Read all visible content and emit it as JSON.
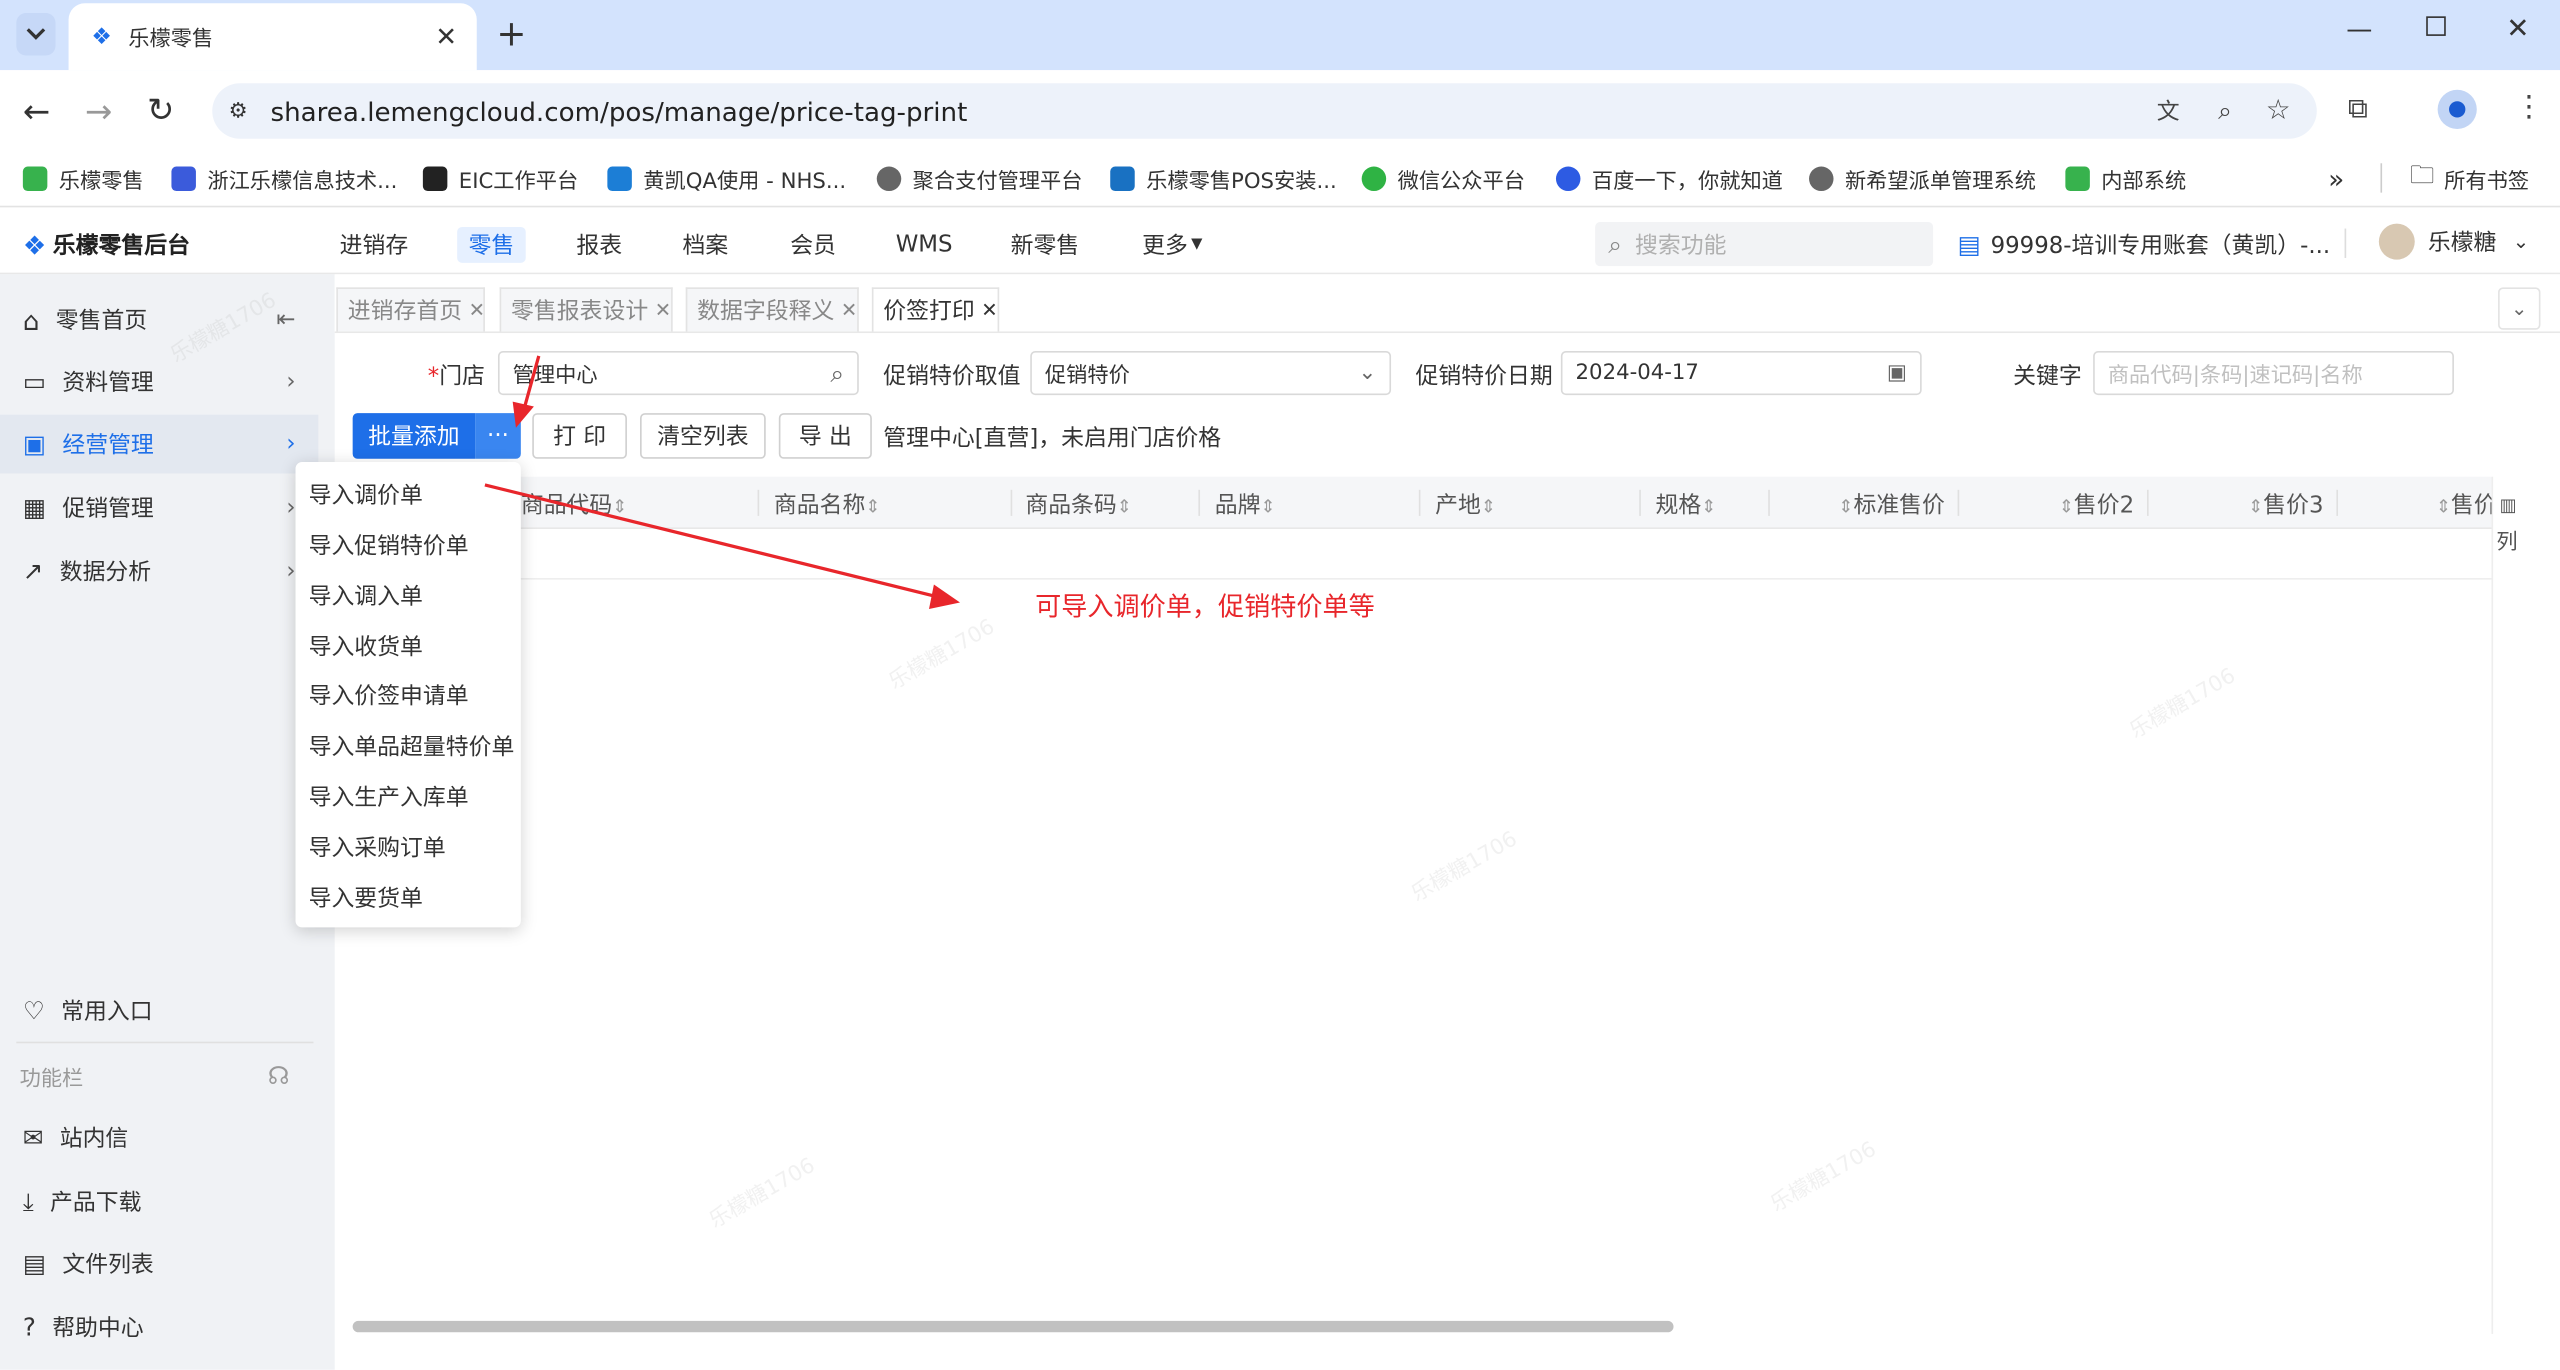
{
  "browser": {
    "tab_title": "乐檬零售",
    "url": "sharea.lemengcloud.com/pos/manage/price-tag-print",
    "new_tab": "+",
    "bookmarks": [
      "乐檬零售",
      "浙江乐檬信息技术...",
      "EIC工作平台",
      "黄凯QA使用 - NHS...",
      "聚合支付管理平台",
      "乐檬零售POS安装...",
      "微信公众平台",
      "百度一下，你就知道",
      "新希望派单管理系统",
      "内部系统"
    ],
    "more_bookmarks": "»",
    "all_bookmarks": "所有书签"
  },
  "app": {
    "logo": "乐檬零售后台",
    "nav": [
      "进销存",
      "零售",
      "报表",
      "档案",
      "会员",
      "WMS",
      "新零售",
      "更多"
    ],
    "active_nav": "零售",
    "search_placeholder": "搜索功能",
    "account": "99998-培训专用账套（黄凯）-...",
    "user": "乐檬糖"
  },
  "sidebar": {
    "items": [
      {
        "label": "零售首页"
      },
      {
        "label": "资料管理"
      },
      {
        "label": "经营管理"
      },
      {
        "label": "促销管理"
      },
      {
        "label": "数据分析"
      }
    ],
    "common": "常用入口",
    "section": "功能栏",
    "tools": [
      "站内信",
      "产品下载",
      "文件列表",
      "帮助中心"
    ]
  },
  "page_tabs": [
    {
      "label": "进销存首页"
    },
    {
      "label": "零售报表设计"
    },
    {
      "label": "数据字段释义"
    },
    {
      "label": "价签打印"
    }
  ],
  "form": {
    "store_label": "门店",
    "store_required": "*",
    "store_value": "管理中心",
    "promo_label": "促销特价取值",
    "promo_value": "促销特价",
    "date_label": "促销特价日期",
    "date_value": "2024-04-17",
    "keyword_label": "关键字",
    "keyword_placeholder": "商品代码|条码|速记码|名称"
  },
  "actions": {
    "batch_add": "批量添加",
    "more": "···",
    "print": "打 印",
    "clear": "清空列表",
    "export": "导 出",
    "status": "管理中心[直营]，未启用门店价格"
  },
  "grid": {
    "columns": [
      "商品代码",
      "商品名称",
      "商品条码",
      "品牌",
      "产地",
      "规格",
      "标准售价",
      "售价2",
      "售价3",
      "售价"
    ],
    "col_settings": "列"
  },
  "dropdown": [
    "导入调价单",
    "导入促销特价单",
    "导入调入单",
    "导入收货单",
    "导入价签申请单",
    "导入单品超量特价单",
    "导入生产入库单",
    "导入采购订单",
    "导入要货单"
  ],
  "annotation": "可导入调价单，促销特价单等",
  "watermark": "乐檬糖1706",
  "colors": {
    "primary": "#1e6fe8",
    "annotation": "#e8262b",
    "sidebar": "#f0f2f5",
    "tabstrip": "#d3e3fd"
  }
}
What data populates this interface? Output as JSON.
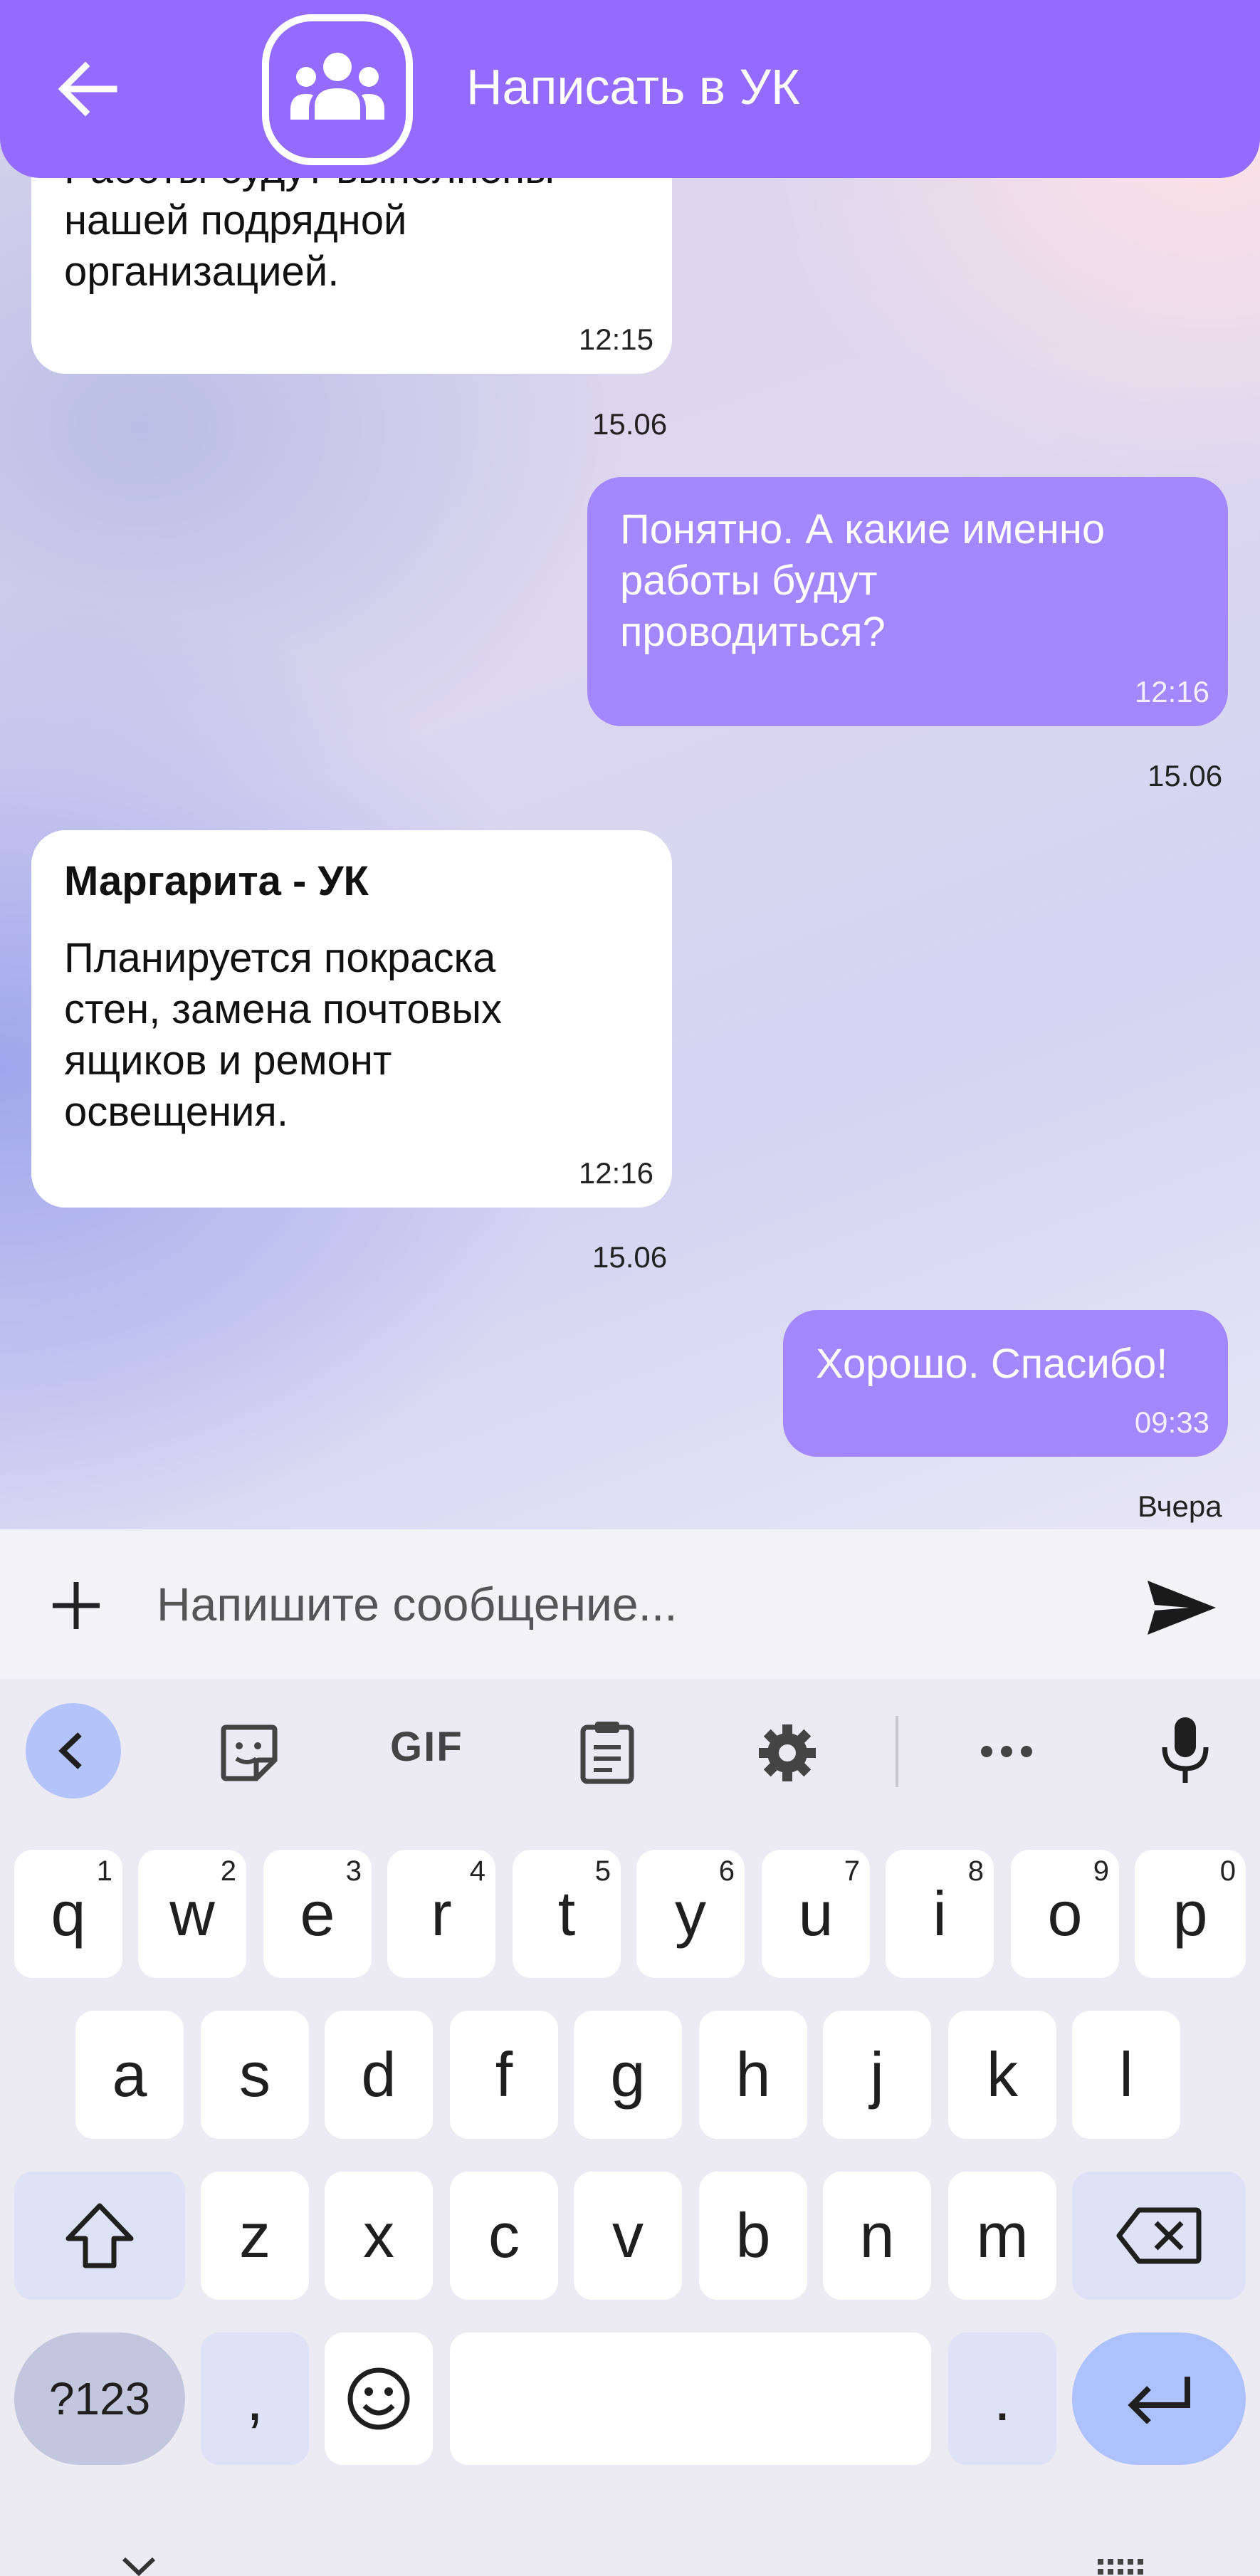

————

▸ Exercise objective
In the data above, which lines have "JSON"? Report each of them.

▸ Written response
Read all visible content and emit it as JSON.
What data populates this interface? Output as JSON.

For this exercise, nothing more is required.